Her book of poetry "Letter from Italy, 1944" (Publisher, Antrim House) chronicles in lyrical and emotional verse, with photos and explanations, her father's journey through the battlefields of war and the equally difficult landscapes at home.  She writes with bittersweet insight into what he faced.  Her sister Sarah has taken many of these missives and set them to music enhancing their poignancy.  From the first song, a newly born John hears his father singing "Oh, The Sweetie Man," to songs of battle like "Riva Ridge" where he is "fight(ing) the clutch of memory and fear," to "Boots" where he relives the loss of best friend Billy, to the final despair that takes him as a "solitary man who has loved the best he can" into "In the End He Can Do No More."

For Sarah, the composer, "It has been an amazing challenge to write 'Letter from Italy, 1944,' an oratorio that engages large chorus, five professional soloists and orchestra.  Rarely have I had such an opportunity. I've learned so much musically in the process of the writing.  I've also learned so much about my father through the writing, and I have a much deeper understanding of him and the extreme duress that he must have experienced both during and after the war prior to his death.  I feel him alive in me.

"I feel greatly honored to have been commissioned by the Greater Middletown Chorale to write lyrics for 'Letter from Italy, 1944' as Composer-in-Residence.  I consider this chorus the equal of all the noted professional choruses in Connecticut.  I applaud the chorale for its willingness to take chances, delving into repertoire that has rarely or never been heard!  Maestro Joseph D'Eugenio is able to balance high expectations with warmth and charisma, and, as a result, has brought the group to a high level of musicianship, given its stunning and consistent readiness to fulfill all that is asked.
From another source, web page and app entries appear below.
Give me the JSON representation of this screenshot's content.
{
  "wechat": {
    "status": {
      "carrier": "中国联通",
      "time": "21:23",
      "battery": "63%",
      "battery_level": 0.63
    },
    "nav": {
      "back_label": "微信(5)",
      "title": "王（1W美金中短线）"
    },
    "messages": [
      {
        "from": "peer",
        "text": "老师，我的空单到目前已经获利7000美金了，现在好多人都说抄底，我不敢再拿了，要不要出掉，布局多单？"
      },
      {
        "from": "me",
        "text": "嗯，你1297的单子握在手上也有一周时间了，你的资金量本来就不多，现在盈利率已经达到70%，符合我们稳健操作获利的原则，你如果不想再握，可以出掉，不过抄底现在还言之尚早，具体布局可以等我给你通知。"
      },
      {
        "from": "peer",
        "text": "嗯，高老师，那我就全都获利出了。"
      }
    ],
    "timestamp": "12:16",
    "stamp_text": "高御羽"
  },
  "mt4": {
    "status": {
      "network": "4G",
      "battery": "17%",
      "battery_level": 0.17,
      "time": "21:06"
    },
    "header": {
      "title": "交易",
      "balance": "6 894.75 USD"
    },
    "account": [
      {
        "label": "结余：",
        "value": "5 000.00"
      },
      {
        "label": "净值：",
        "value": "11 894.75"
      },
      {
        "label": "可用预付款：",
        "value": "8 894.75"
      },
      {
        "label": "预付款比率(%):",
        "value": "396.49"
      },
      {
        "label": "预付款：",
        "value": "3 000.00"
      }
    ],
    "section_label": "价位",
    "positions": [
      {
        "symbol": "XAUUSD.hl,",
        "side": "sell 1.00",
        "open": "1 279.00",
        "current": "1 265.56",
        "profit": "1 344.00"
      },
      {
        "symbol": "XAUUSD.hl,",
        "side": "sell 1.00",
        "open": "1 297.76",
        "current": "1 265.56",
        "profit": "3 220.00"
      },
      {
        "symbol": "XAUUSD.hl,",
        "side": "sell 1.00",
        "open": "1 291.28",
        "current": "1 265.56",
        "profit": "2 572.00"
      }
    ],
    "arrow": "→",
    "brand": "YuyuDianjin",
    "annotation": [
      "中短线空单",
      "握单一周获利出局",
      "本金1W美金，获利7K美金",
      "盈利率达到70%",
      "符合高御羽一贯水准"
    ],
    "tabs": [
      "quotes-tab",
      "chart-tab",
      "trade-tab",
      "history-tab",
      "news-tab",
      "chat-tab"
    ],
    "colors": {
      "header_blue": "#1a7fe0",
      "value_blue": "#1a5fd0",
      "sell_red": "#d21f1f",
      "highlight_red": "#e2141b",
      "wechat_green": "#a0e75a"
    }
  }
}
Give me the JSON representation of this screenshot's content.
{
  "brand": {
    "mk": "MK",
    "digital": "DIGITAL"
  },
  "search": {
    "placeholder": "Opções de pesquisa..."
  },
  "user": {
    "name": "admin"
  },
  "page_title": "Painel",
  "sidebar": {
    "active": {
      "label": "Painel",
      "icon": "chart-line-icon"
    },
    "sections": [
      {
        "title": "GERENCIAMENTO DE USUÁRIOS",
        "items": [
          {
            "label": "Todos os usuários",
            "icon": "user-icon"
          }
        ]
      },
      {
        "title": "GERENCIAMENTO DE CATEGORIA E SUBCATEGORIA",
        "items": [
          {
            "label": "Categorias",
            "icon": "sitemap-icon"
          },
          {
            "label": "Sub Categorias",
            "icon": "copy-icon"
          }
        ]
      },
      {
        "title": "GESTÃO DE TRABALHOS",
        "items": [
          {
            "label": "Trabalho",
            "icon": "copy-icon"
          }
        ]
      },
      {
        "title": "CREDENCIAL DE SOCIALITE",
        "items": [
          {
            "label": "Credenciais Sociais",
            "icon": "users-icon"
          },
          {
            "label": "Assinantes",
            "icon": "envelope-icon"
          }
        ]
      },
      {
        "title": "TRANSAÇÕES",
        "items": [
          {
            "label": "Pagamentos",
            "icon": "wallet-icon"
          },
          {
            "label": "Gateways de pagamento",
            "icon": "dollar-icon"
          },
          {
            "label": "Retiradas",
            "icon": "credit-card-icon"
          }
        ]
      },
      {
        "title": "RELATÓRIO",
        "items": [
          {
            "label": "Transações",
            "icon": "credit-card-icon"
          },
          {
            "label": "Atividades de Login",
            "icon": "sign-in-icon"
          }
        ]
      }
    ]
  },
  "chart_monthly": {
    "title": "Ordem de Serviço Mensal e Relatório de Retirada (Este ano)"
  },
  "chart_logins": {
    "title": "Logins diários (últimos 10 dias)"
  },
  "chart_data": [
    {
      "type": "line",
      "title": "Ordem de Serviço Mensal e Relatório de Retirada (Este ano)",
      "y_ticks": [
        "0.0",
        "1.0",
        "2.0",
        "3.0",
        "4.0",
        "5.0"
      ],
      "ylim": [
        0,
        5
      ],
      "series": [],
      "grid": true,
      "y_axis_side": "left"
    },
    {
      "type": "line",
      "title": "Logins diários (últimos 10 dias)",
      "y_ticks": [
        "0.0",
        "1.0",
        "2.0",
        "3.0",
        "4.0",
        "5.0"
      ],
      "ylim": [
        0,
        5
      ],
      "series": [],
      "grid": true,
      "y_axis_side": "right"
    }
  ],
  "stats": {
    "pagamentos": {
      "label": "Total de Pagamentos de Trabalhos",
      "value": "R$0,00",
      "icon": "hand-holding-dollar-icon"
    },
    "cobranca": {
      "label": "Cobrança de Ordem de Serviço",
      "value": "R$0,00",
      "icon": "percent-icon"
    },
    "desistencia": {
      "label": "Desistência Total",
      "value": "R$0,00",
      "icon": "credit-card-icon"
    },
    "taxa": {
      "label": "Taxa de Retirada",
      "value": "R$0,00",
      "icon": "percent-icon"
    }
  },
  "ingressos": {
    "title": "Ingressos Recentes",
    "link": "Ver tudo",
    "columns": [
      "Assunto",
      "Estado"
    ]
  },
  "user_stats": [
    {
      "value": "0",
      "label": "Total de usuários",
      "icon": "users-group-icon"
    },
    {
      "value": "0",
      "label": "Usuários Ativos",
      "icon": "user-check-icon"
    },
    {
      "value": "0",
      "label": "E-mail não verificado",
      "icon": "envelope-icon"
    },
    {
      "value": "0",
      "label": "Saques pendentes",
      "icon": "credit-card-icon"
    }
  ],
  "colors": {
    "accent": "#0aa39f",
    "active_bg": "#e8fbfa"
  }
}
"At the heart of this group is a warmth and breadth of spirit, rare and contagious, by which I feel embraced in all my interactions and undertakings.  I thank all of you deeply for your unstinting support.  This is indeed a cherishing.” Go to for tickets ($25-60).

Immerse yourself in the conflicted life of one soldier, Dr John Meneely, Jr., and learn the costs of war on and off the battlefield in this loving tribute by two daughters for their father in the newest iteration of "Letter from Italy, 1944."